_PROBLEM_. From the entries below, copy each line in which the word "JSON" occurs.

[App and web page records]
◇ ◇ ◇ ◇ ◇

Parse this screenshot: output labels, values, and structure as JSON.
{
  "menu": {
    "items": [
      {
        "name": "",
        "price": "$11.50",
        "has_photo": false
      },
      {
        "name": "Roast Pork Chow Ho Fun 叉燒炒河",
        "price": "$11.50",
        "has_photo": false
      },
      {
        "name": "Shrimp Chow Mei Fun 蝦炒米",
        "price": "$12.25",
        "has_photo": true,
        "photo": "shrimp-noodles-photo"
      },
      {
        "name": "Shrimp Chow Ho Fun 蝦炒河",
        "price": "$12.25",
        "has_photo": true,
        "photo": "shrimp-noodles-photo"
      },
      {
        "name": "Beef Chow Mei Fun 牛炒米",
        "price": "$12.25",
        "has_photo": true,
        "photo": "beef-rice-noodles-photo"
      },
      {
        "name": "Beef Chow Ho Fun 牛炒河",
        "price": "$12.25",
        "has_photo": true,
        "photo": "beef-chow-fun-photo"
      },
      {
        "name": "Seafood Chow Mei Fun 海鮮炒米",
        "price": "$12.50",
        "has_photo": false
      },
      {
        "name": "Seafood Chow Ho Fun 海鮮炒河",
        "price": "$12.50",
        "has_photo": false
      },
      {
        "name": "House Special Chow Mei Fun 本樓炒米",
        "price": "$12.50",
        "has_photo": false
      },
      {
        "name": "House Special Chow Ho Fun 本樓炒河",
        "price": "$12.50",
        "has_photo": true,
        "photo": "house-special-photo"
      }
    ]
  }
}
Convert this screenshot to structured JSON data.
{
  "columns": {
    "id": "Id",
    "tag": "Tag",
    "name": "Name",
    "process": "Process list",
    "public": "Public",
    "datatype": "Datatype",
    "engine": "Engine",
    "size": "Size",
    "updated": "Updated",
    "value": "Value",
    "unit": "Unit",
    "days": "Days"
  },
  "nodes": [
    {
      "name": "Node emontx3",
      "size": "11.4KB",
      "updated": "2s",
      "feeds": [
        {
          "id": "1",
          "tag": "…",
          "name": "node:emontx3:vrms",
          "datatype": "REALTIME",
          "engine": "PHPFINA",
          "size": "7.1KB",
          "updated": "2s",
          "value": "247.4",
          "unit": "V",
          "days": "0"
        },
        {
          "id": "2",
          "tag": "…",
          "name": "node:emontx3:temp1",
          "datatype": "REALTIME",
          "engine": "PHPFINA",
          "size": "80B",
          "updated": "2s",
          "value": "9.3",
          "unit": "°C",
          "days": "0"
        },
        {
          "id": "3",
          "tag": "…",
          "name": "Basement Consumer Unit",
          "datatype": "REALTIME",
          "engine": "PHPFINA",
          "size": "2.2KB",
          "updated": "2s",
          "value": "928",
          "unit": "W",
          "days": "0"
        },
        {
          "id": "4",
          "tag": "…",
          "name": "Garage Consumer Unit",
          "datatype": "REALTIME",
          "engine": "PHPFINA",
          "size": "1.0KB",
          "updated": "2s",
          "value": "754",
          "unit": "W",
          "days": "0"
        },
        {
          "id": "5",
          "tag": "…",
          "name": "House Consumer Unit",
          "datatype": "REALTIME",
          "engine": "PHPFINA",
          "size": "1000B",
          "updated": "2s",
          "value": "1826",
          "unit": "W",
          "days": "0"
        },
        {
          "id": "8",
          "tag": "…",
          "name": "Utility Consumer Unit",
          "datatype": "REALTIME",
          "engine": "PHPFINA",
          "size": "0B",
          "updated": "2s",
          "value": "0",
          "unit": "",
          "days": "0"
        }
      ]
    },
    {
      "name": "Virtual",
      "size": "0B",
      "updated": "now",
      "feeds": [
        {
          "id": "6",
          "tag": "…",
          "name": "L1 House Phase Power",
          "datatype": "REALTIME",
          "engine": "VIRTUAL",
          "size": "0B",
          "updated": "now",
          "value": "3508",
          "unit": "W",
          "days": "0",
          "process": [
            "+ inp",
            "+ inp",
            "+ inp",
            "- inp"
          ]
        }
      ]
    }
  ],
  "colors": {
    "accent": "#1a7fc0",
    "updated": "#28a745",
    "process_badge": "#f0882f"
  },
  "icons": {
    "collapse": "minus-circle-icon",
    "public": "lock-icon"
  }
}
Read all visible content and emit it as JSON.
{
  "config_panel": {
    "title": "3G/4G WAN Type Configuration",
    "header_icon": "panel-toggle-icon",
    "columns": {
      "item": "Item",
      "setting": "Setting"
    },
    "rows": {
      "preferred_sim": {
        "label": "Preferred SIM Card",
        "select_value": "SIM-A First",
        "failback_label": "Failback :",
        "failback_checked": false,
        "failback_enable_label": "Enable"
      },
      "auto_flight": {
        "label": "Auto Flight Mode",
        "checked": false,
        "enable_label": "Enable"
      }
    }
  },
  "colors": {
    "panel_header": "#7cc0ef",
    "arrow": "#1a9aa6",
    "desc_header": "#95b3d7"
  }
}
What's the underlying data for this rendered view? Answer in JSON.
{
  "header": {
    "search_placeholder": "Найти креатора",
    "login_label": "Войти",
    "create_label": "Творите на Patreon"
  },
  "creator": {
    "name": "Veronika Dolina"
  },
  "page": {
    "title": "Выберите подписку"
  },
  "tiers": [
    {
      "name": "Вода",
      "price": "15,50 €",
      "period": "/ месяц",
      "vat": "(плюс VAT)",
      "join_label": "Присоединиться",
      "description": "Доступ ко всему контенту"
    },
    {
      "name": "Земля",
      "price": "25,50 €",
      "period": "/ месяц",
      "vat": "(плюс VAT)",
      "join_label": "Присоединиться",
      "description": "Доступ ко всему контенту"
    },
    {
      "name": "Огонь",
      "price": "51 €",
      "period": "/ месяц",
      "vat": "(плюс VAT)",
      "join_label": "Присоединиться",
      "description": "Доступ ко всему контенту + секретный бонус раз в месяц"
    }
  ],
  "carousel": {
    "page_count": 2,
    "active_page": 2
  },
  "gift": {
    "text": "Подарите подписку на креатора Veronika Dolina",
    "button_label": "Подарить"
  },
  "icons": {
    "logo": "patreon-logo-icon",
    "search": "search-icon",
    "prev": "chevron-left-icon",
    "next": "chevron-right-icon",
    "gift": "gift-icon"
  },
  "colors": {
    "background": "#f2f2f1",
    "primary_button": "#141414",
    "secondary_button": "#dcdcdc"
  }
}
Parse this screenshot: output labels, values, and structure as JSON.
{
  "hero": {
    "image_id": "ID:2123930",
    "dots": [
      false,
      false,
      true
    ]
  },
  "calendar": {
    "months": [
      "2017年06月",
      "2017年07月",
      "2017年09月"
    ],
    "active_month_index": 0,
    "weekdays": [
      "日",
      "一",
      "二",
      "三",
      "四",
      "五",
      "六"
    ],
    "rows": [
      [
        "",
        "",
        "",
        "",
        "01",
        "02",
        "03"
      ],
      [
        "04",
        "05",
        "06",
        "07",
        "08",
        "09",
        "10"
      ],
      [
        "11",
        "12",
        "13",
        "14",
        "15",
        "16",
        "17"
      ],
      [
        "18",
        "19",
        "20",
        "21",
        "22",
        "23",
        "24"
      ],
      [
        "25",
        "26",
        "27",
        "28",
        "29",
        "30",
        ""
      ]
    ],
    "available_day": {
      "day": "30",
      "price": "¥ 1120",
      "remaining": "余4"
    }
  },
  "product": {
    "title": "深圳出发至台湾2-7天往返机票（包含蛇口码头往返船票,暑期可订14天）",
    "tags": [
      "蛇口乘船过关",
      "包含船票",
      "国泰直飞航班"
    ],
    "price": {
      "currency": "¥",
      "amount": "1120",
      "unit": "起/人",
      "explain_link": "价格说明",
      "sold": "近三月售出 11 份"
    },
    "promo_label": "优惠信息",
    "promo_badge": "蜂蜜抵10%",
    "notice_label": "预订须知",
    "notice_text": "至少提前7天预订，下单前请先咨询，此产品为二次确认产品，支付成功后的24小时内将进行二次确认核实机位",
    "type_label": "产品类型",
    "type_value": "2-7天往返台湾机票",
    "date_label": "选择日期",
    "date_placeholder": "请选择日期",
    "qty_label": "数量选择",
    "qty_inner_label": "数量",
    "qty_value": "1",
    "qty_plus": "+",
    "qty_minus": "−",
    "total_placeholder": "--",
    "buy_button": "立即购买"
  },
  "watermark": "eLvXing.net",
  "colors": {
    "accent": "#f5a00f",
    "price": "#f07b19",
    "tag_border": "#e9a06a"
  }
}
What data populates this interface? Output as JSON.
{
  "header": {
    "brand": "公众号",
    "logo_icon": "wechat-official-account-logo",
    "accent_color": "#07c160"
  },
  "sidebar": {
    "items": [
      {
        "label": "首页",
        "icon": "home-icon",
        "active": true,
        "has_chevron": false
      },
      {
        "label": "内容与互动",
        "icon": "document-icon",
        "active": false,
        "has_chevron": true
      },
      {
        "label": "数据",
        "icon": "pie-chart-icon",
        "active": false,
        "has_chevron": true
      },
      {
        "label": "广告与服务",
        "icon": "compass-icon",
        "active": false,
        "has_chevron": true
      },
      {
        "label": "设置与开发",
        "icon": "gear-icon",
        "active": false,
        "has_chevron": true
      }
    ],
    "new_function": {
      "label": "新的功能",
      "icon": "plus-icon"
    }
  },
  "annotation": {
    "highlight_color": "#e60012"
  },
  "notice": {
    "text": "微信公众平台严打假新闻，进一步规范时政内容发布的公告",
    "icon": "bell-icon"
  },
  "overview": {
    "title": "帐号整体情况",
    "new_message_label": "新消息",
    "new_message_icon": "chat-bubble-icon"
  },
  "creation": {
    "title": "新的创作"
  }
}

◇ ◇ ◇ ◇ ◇

_RESULT_.
Parse this screenshot: output labels, values, and structure as JSON.
Convert this screenshot to structured JSON data.
Read all visible content and emit it as JSON.
What's the underlying data for this rendered view? Answer in JSON.
Parse this screenshot: output labels, values, and structure as JSON.
What data populates this interface? Output as JSON.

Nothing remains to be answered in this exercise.